The Consumer Confidence Index is a metric that helps demonstrate the state of optimism by consumers from all aspects of buying. This can include retail consumers, household consumers, B2B consumption, as well as B2C consumption. Anyone or any business involved in a sell/purchase scenario can be part of the metric. The index was started in 1967 and is made up of 40 percent consumer opinion of the present market and 60 percent expectations for future conditions. It is most prevalently used to help manufacturers increase or decrease levels of production based on the assumption of future demand.

What does it indicate?

The American consumer is, at least by the standards of the index, finally to a pre-pandemic comfort when it comes to spending. Many factors can be attributed to this including state reopening, vertical market stabilization, decreasing unemployment, or confidence with personal and corporate finance.

This is greatly opportunistic for businesses that have continued to hold off on spending until a greater indication of stabilization is present. Most anticipated that the index would not return to pre-pandemic levels for years and therefore businesses continue to curb spending. After the index dropped during the financial crisis in 2008, for example, it was 10 years before it returned to a pre-event level.

Why is it important?

There is a multitude of metrics associated with economic stability. The Consumer Confidence Index is unique in that it is personal. Other indicators look heavily at supply and demand or financial wellbeing from a banking perspective, but the CCI has a direct relationship with the optimism of those making the purchases. Though much of the commodity market has had a difficult time keeping up with the unprecedented demand in consumerism, a strong balance is also occurring throughout many high-demand markets. This not only helps to bolster consumer confidence, it gives a better interpretation of economic stability.  

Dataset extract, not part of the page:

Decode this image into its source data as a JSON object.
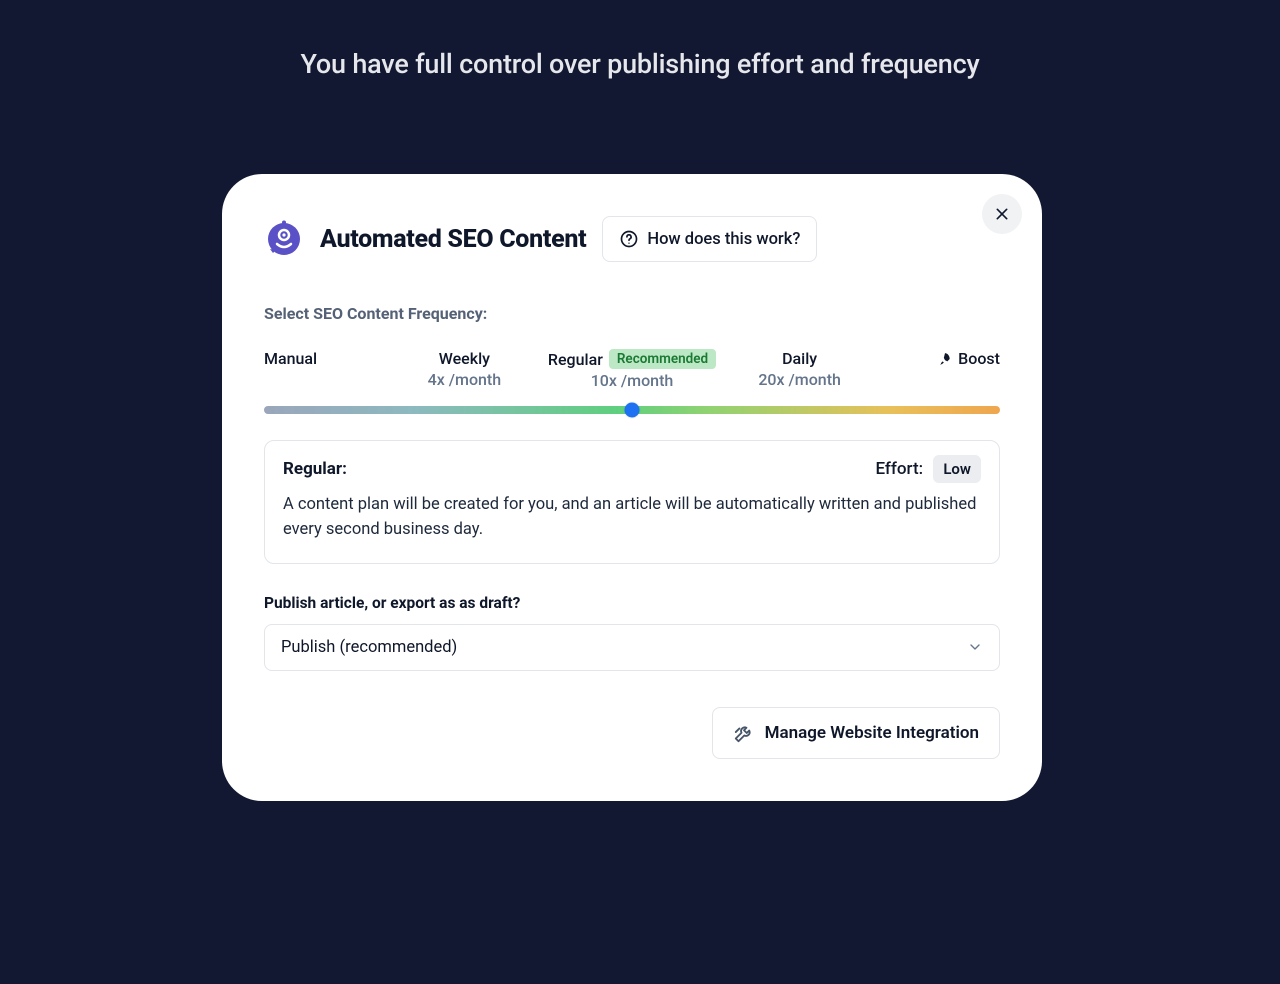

Business to business spending has been steadily increasing but has still yet to reach a pre-event level. But consumer confidence tends to drive business authority. Businesses that have been reserved in their spending based on the unknowns of the near future can use this indication of confidence as a hopeful beacon for growth. While economists have assumed that business spending won’t increase past early 2020 levels until at least next year, the renewed consumer optimism should help drive business confidence.

by Seth Barnett, VP Content Development